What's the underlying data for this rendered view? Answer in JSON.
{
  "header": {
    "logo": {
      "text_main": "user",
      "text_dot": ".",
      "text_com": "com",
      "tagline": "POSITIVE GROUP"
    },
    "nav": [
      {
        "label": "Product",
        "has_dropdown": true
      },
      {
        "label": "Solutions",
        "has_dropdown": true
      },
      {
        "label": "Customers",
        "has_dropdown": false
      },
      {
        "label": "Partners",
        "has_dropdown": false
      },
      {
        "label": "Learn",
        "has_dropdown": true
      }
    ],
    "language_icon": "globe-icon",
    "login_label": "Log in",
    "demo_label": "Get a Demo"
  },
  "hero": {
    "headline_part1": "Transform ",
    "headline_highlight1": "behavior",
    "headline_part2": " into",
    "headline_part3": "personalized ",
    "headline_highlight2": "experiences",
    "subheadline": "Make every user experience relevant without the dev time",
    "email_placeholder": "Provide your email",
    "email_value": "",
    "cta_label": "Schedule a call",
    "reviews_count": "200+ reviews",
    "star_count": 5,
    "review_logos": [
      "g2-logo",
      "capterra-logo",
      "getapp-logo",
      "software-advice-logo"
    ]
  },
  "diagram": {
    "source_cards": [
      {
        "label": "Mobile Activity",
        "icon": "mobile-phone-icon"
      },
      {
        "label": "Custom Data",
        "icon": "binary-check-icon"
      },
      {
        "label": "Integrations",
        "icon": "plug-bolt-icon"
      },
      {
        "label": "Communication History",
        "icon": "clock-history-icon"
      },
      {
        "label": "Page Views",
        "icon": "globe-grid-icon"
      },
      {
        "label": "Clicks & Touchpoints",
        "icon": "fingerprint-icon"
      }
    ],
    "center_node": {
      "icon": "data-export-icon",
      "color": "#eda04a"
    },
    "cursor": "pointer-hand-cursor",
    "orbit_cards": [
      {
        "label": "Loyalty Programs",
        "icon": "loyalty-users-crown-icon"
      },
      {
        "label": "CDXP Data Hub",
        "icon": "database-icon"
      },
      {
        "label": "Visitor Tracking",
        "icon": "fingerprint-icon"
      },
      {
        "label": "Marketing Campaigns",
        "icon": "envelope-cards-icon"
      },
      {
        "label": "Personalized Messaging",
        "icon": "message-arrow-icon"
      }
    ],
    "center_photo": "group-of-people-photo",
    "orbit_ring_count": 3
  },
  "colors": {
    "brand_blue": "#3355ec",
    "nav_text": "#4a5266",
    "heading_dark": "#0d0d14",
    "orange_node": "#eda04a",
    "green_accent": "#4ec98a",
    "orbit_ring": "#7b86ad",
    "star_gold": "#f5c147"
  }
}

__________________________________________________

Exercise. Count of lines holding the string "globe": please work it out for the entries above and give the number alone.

Answer section. 2